– Guest star round-up, I guess: it certainly would have been nice to give Pamela Hayden a starring role in an episode, but why do that when you can stunt-cast? Megan Mullally sounds like a less shrill, breathier Gayle from Bob’s Burgers, not really attempting to emulate Hayden’s Sarah voice at all. Nick Offerman makes a brief appearance (I guess they figured since they got Mullally, they’d bring her husband in too) to reprise his beloved character, that captain guy from that episode where Homer and Bart got in a right? “Wreck of the Relationship,” it was called? It sucked ass, that’s all I remember. Bob Seger voices himself at the concert Homer and Chief Wiggum go to after saddling their wives with field trip duty. When they go backstage, Seger browbeats them, telling them they need to be good marital partners, and the joke is that he’s inserting his song titles into his dialogue. Hysterical. In re-casting news, gay stereotype Julio is now voiced by Tony Rodriguez, who does a podcast or something.
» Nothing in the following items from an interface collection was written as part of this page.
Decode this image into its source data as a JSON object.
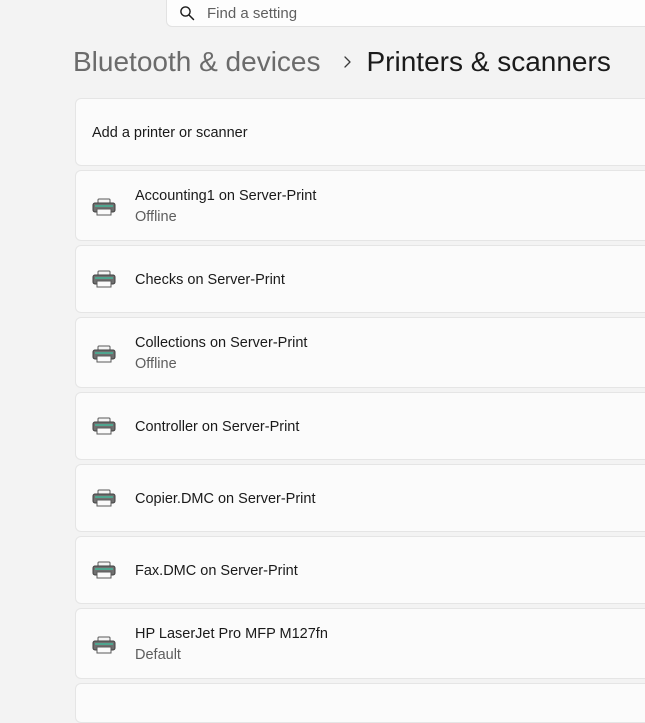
{
  "search": {
    "placeholder": "Find a setting",
    "icon": "search-icon"
  },
  "breadcrumb": {
    "parent": "Bluetooth & devices",
    "separator_icon": "chevron-right-icon",
    "current": "Printers & scanners"
  },
  "add_card": {
    "label": "Add a printer or scanner"
  },
  "printers": [
    {
      "name": "Accounting1 on Server-Print",
      "status": "Offline",
      "icon": "printer-icon"
    },
    {
      "name": "Checks on Server-Print",
      "status": "",
      "icon": "printer-icon"
    },
    {
      "name": "Collections on Server-Print",
      "status": "Offline",
      "icon": "printer-icon"
    },
    {
      "name": "Controller on Server-Print",
      "status": "",
      "icon": "printer-icon"
    },
    {
      "name": "Copier.DMC on Server-Print",
      "status": "",
      "icon": "printer-icon"
    },
    {
      "name": "Fax.DMC on Server-Print",
      "status": "",
      "icon": "printer-icon"
    },
    {
      "name": "HP LaserJet Pro MFP M127fn",
      "status": "Default",
      "icon": "printer-icon"
    }
  ],
  "colors": {
    "background": "#f3f3f3",
    "card": "#fbfbfb",
    "card_border": "#e5e5e5",
    "secondary_text": "#5d5d5d",
    "printer_accent": "#4fa58f"
  }
}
He already had a new voice a couple episodes ago, why did they change it? And why didn’t they just throw away that fucking awful character and be done with it? At the start of the episode, Marge is excited to watch the Gen Gala and make catty remarks at the outfits (“I have firm commitments from several A-level gays!”) We see the grouping later and it’s all the usual suspects: Patty and Selma, Smithers, Julio and his partner, Patty’s ex-girlfriend… All our gay characters hang out together because they’re gay, and gay people are all friends because they’re gay.
– They attempt to do some continuity building with a flashback showing young Sarah distracting a young security guard Clancy to perform a heist, but she ends up sleeping with him. Her friends end up arrested, and since she was the getaway driver, Sarah blames herself for the whole thing. Turns out it wasn’t her fault, Lindsay Naegle betrayed them, but if Sarah held onto so much guilt because of this, would she really have wanted to see Clancy again? She believes she ruined her friends’ lives because of this man, but she then married him and lived life as an obedient housewife for fifteen-plus years? Oh, whatever. I recall an early Al Jean episode where Clancy and Sarah are slow dancing, and he comments, “You look as pretty as the day I arrested you!” to which Sarah blushes. That moment is more charming and cute than anything we see in this entire episode.
– Marge saves the day at the end by pulling some fabric to cause Lindsay Naegle to trip at the top of the gala stairs. She elaborately tumbles down the stairs, flopping comically from left to right, bouncing over a dozen times as she plummets to the bottom. I really don’t know why it was done so excessively, but it felt strange and weirdly uncomfortable. It would be overkill if it were Homer, but this is just watching some poor woman flail around in incredible pain for twenty seconds. Are we supposed to feel vindicated that she’s getting her just desserts? Why should I care that Naegle betrayed three characters we literally just met and don’t care that much about? She ends up being framed for a bunch of other thefts, and we get on-screen text reading “The Double Revenge That You Didn’t See Coming But Now You’re Like What!?!?” Again, it feels like they’re banking hard on us giving a shit about this story. Or is the joke that they’re observing that twists happen in movies?